> _ASSIGNED TASK_:
Give the entries back exactly, dropping each image.

> _MATERIALS PROVIDED_:
╭──

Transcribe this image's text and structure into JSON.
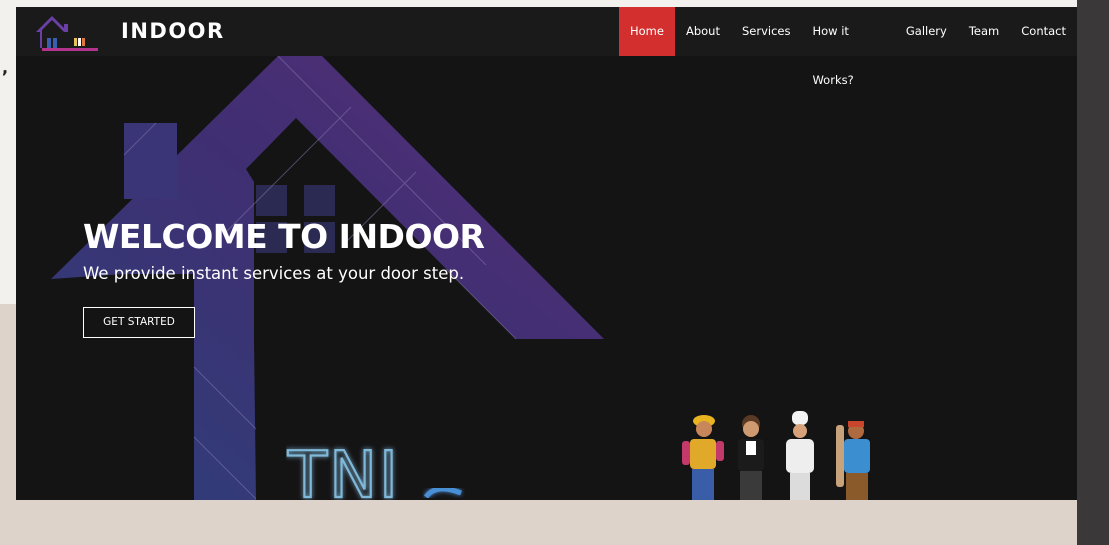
{
  "site": {
    "brand": "INDOOR",
    "logo_text": "Indoor"
  },
  "nav": {
    "items": [
      {
        "label": "Home",
        "active": true
      },
      {
        "label": "About"
      },
      {
        "label": "Services"
      },
      {
        "label": "How it Works?"
      },
      {
        "label": "Gallery"
      },
      {
        "label": "Team"
      },
      {
        "label": "Contact"
      }
    ]
  },
  "hero": {
    "title": "WELCOME TO INDOOR",
    "subtitle": "We provide instant services at your door step.",
    "cta_label": "GET STARTED",
    "neon_text": "TNI"
  },
  "stray_text": ",",
  "colors": {
    "accent": "#d42f2f",
    "hero_bg": "#151415",
    "house_purple": "#4e2d6d",
    "house_blue": "#2e3f7a"
  },
  "icons": [
    "house-logo-icon",
    "workers-illustration"
  ]
}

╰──

> _EXPECTED ANSWER_:
Transcribe this image's text and structure into JSON.
{
  "site": {
    "brand": "INDOOR",
    "logo_text": "Indoor"
  },
  "nav": {
    "items": [
      {
        "label": "Home",
        "active": true
      },
      {
        "label": "About"
      },
      {
        "label": "Services"
      },
      {
        "label": "How it Works?"
      },
      {
        "label": "Gallery"
      },
      {
        "label": "Team"
      },
      {
        "label": "Contact"
      }
    ]
  },
  "hero": {
    "title": "WELCOME TO INDOOR",
    "subtitle": "We provide instant services at your door step.",
    "cta_label": "GET STARTED",
    "neon_text": "TNI"
  },
  "stray_text": ",",
  "colors": {
    "accent": "#d42f2f",
    "hero_bg": "#151415",
    "house_purple": "#4e2d6d",
    "house_blue": "#2e3f7a"
  },
  "icons": [
    "house-logo-icon",
    "workers-illustration"
  ]
}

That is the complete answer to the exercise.